__Exercise objective__
Please tally how many lines in the entries below include the word "weight", giving only the number.

__Task data__
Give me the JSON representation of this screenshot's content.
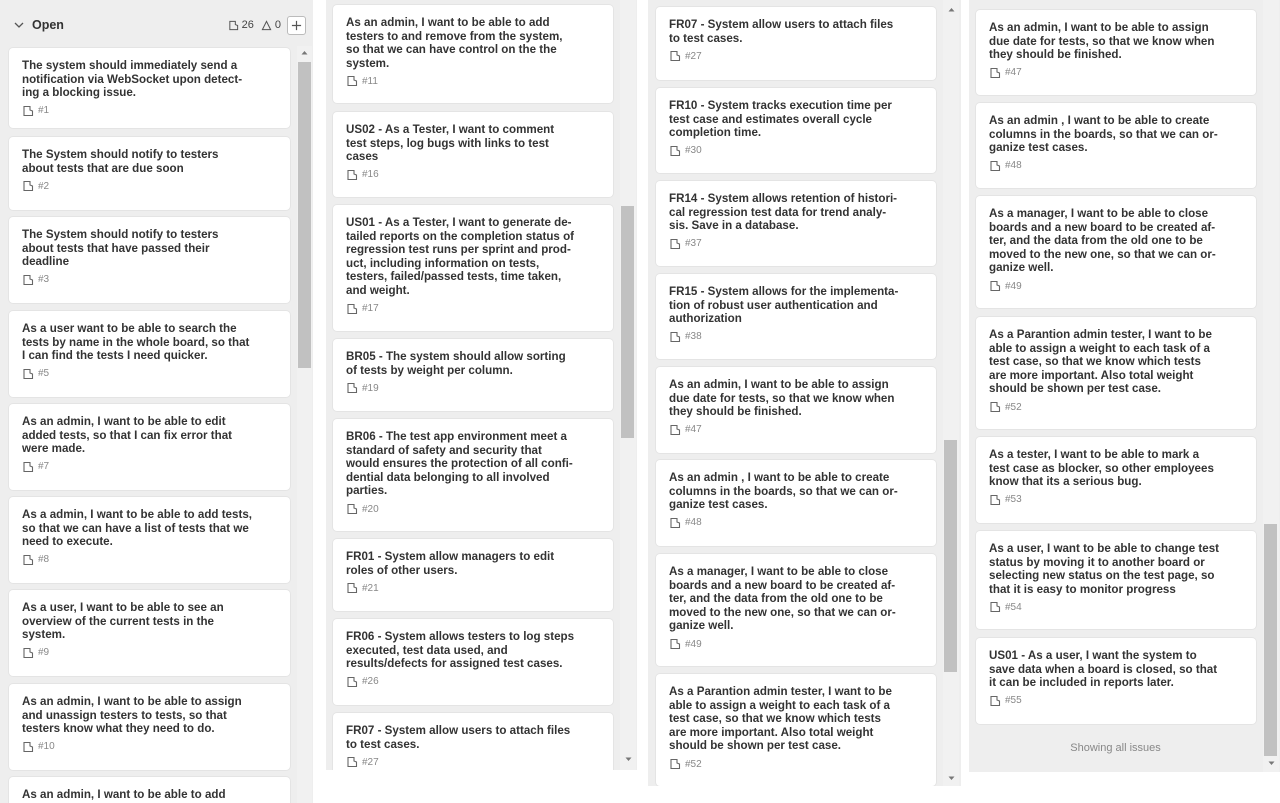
{
  "column": {
    "title": "Open",
    "issue_count": "26",
    "blocked_count": "0"
  },
  "col1": [
    {
      "title": "The system should immediately send a\nnotification via WebSocket upon detect-\ning a blocking issue.",
      "id": "#1"
    },
    {
      "title": "The System should notify to testers\nabout tests that are due soon",
      "id": "#2"
    },
    {
      "title": "The System should notify to testers\nabout tests that have passed their\ndeadline",
      "id": "#3"
    },
    {
      "title": "As a user want to be able to search the\ntests by name in the whole board, so that\nI can find the tests I need quicker.",
      "id": "#5"
    },
    {
      "title": "As an admin, I want to be able to edit\nadded tests, so that I can fix error that\nwere made.",
      "id": "#7"
    },
    {
      "title": "As a admin, I want to be able to add tests,\nso that we can have a list of tests that we\nneed to execute.",
      "id": "#8"
    },
    {
      "title": "As a user, I want to be able to see an\noverview of the current tests in the\nsystem.",
      "id": "#9"
    },
    {
      "title": "As an admin, I want to be able to assign\nand unassign testers to tests, so that\ntesters know what they need to do.",
      "id": "#10"
    },
    {
      "title": "As an admin, I want to be able to add",
      "id": ""
    }
  ],
  "col2": [
    {
      "title": "As an admin, I want to be able to add\ntesters to and remove from the system,\nso that we can have control on the the\nsystem.",
      "id": "#11"
    },
    {
      "title": "US02 - As a Tester, I want to comment\ntest steps, log bugs with links to test\ncases",
      "id": "#16"
    },
    {
      "title": "US01 - As a Tester, I want to generate de-\ntailed reports on the completion status of\nregression test runs per sprint and prod-\nuct, including information on tests,\ntesters, failed/passed tests, time taken,\nand weight.",
      "id": "#17"
    },
    {
      "title": "BR05 - The system should allow sorting\nof tests by weight per column.",
      "id": "#19"
    },
    {
      "title": "BR06 - The test app environment meet a\nstandard of safety and security that\nwould ensures the protection of all confi-\ndential data belonging to all involved\nparties.",
      "id": "#20"
    },
    {
      "title": "FR01 - System allow managers to edit\nroles of other users.",
      "id": "#21"
    },
    {
      "title": "FR06 - System allows testers to log steps\nexecuted, test data used, and\nresults/defects for assigned test cases.",
      "id": "#26"
    },
    {
      "title": "FR07 - System allow users to attach files\nto test cases.",
      "id": "#27"
    }
  ],
  "col3": [
    {
      "title": "FR07 - System allow users to attach files\nto test cases.",
      "id": "#27"
    },
    {
      "title": "FR10 - System tracks execution time per\ntest case and estimates overall cycle\ncompletion time.",
      "id": "#30"
    },
    {
      "title": "FR14 - System allows retention of histori-\ncal regression test data for trend analy-\nsis. Save in a database.",
      "id": "#37"
    },
    {
      "title": "FR15 - System allows for the implementa-\ntion of robust user authentication and\nauthorization",
      "id": "#38"
    },
    {
      "title": "As an admin, I want to be able to assign\ndue date for tests, so that we know when\nthey should be finished.",
      "id": "#47"
    },
    {
      "title": "As an admin , I want to be able to create\ncolumns in the boards, so that we can or-\nganize test cases.",
      "id": "#48"
    },
    {
      "title": "As a manager, I want to be able to close\nboards and a new board to be created af-\nter, and the data from the old one to be\nmoved to the new one, so that we can or-\nganize well.",
      "id": "#49"
    },
    {
      "title": "As a Parantion admin tester, I want to be\nable to assign a weight to each task of a\ntest case, so that we know which tests\nare more important. Also total weight\nshould be shown per test case.",
      "id": "#52"
    }
  ],
  "col4": [
    {
      "title": "As an admin, I want to be able to assign\ndue date for tests, so that we know when\nthey should be finished.",
      "id": "#47"
    },
    {
      "title": "As an admin , I want to be able to create\ncolumns in the boards, so that we can or-\nganize test cases.",
      "id": "#48"
    },
    {
      "title": "As a manager, I want to be able to close\nboards and a new board to be created af-\nter, and the data from the old one to be\nmoved to the new one, so that we can or-\nganize well.",
      "id": "#49"
    },
    {
      "title": "As a Parantion admin tester, I want to be\nable to assign a weight to each task of a\ntest case, so that we know which tests\nare more important. Also total weight\nshould be shown per test case.",
      "id": "#52"
    },
    {
      "title": "As a tester, I want to be able to mark a\ntest case as blocker, so other employees\nknow that its a serious bug.",
      "id": "#53"
    },
    {
      "title": "As a user, I want to be able to change test\nstatus by moving it to another board or\nselecting new status on the test page, so\nthat it is easy to monitor progress",
      "id": "#54"
    },
    {
      "title": "US01 - As a user, I want the system to\nsave data when a board is closed, so that\nit can be included in reports later.",
      "id": "#55"
    }
  ],
  "footer": {
    "showing_all": "Showing all issues"
  }
}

__Task solution__
4